EXERCISE AIM:
In the data below, work out how many lines include the string "Filter". Only the number should be given.

------------------------------------------------------------------------

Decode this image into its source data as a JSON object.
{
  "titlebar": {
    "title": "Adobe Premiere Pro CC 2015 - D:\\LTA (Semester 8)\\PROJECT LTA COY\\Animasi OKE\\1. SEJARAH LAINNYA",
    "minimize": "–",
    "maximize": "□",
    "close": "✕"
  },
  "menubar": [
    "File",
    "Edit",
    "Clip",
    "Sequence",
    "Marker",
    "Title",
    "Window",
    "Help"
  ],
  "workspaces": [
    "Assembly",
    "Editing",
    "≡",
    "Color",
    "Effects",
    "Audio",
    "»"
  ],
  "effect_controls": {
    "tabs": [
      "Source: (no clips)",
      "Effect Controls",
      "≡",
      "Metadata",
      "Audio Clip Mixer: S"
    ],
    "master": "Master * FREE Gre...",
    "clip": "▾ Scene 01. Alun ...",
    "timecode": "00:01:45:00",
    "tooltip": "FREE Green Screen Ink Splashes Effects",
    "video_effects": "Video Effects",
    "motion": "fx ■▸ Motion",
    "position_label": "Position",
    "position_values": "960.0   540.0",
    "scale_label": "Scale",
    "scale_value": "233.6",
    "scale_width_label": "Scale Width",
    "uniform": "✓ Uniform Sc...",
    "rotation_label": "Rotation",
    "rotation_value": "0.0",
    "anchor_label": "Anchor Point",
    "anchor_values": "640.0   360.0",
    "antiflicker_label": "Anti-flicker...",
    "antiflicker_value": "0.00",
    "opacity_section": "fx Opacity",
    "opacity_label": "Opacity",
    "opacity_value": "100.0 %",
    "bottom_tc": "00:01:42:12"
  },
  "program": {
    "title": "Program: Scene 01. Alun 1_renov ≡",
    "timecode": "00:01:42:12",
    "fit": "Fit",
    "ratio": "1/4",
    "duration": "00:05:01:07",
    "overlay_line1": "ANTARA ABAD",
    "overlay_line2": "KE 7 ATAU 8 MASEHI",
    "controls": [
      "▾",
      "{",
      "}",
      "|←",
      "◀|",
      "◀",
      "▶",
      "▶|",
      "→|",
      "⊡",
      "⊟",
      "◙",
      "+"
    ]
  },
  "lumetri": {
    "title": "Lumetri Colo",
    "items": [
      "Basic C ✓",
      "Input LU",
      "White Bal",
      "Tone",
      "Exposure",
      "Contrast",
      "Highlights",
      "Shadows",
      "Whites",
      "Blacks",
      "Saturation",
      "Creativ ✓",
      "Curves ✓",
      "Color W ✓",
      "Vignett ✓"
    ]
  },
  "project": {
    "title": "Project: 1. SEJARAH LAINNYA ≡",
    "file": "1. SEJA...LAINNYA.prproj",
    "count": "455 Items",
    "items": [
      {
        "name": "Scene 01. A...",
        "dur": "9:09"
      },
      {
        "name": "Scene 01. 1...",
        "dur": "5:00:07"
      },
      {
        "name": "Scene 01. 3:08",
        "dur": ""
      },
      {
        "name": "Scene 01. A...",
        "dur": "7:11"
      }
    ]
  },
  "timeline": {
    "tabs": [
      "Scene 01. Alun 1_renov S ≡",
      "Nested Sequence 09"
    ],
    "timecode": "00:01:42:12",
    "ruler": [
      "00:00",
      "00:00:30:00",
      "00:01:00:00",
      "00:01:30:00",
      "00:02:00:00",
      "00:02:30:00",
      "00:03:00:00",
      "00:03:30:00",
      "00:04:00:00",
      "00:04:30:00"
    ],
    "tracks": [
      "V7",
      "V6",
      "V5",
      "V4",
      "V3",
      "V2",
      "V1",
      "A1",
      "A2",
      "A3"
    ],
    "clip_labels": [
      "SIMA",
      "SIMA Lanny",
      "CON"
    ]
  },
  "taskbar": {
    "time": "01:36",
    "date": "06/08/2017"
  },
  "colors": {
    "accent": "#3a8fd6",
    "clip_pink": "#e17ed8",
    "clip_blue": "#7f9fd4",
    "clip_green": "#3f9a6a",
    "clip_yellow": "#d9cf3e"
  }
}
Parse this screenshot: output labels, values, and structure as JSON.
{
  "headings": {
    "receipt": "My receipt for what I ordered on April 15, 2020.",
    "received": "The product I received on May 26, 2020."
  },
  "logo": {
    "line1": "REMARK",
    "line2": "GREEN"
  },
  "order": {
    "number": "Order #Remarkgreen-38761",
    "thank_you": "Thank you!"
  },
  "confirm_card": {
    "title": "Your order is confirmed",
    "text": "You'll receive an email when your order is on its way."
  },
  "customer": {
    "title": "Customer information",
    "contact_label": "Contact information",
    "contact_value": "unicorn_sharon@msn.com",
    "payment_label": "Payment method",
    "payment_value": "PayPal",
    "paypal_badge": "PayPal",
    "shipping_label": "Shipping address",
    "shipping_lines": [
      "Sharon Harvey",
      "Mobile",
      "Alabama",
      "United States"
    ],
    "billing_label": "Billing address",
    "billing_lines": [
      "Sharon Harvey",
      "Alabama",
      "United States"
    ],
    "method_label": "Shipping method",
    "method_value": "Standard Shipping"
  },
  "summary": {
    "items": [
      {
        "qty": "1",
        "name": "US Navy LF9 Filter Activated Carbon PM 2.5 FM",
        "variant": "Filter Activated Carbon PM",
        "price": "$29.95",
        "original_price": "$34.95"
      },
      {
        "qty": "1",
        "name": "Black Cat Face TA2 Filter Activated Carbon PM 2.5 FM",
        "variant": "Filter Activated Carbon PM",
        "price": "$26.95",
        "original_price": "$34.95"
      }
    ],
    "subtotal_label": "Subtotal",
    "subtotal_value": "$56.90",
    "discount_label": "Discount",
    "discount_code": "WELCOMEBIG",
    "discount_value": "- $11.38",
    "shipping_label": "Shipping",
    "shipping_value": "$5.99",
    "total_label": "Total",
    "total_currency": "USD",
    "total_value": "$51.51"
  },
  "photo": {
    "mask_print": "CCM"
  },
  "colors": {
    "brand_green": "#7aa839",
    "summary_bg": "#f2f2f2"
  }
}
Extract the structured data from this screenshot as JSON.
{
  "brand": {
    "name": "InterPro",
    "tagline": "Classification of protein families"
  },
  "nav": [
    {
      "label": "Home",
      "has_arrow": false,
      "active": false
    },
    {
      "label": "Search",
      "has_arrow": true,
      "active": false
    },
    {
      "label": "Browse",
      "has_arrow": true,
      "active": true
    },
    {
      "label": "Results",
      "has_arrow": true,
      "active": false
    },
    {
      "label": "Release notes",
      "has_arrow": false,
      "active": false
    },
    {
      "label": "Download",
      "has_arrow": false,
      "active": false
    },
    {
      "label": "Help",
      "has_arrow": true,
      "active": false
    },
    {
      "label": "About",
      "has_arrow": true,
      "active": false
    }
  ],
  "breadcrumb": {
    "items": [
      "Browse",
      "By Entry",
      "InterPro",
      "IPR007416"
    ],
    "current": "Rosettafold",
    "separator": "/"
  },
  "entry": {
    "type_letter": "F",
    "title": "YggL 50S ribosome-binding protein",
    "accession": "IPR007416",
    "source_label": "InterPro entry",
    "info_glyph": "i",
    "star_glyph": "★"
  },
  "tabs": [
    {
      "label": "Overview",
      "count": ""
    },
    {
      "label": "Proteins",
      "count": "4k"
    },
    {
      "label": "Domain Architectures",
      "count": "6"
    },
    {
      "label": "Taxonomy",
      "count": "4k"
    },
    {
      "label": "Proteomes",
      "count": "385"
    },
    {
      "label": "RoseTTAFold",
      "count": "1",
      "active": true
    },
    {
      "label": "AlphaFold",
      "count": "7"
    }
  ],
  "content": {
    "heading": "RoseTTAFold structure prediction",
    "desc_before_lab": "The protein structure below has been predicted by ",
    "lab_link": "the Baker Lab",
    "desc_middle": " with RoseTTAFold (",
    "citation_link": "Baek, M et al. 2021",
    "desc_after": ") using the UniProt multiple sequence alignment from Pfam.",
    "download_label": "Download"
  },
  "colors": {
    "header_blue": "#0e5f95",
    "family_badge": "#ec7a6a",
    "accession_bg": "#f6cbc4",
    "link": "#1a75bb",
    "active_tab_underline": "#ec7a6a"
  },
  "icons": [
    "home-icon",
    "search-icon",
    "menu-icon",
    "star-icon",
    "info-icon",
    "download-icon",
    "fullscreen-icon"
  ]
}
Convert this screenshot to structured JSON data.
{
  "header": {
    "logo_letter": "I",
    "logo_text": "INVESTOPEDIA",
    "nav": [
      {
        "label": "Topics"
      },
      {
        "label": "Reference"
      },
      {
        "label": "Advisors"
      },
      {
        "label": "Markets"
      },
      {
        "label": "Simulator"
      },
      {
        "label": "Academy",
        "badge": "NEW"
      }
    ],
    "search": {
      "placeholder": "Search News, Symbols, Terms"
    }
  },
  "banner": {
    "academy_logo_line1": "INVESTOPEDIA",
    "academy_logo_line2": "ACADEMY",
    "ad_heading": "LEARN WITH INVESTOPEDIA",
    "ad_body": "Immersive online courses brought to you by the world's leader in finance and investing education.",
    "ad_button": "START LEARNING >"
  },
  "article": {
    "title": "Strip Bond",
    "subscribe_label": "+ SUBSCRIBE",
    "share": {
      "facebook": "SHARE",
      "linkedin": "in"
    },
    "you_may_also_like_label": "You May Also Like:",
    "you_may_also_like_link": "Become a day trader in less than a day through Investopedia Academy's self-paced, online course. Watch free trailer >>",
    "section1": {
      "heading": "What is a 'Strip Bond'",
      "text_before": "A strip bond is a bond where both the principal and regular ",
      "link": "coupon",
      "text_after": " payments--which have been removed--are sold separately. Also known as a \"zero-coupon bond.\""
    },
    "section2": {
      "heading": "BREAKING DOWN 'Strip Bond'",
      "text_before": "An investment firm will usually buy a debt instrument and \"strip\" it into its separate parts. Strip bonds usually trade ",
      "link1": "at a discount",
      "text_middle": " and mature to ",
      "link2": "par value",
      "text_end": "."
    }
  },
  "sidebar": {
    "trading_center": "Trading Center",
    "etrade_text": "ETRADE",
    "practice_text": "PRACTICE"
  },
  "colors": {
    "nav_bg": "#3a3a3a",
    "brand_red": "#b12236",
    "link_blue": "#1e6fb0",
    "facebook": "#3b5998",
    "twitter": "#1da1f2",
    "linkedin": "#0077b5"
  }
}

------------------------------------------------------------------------

WRITTEN SOLUTION:
4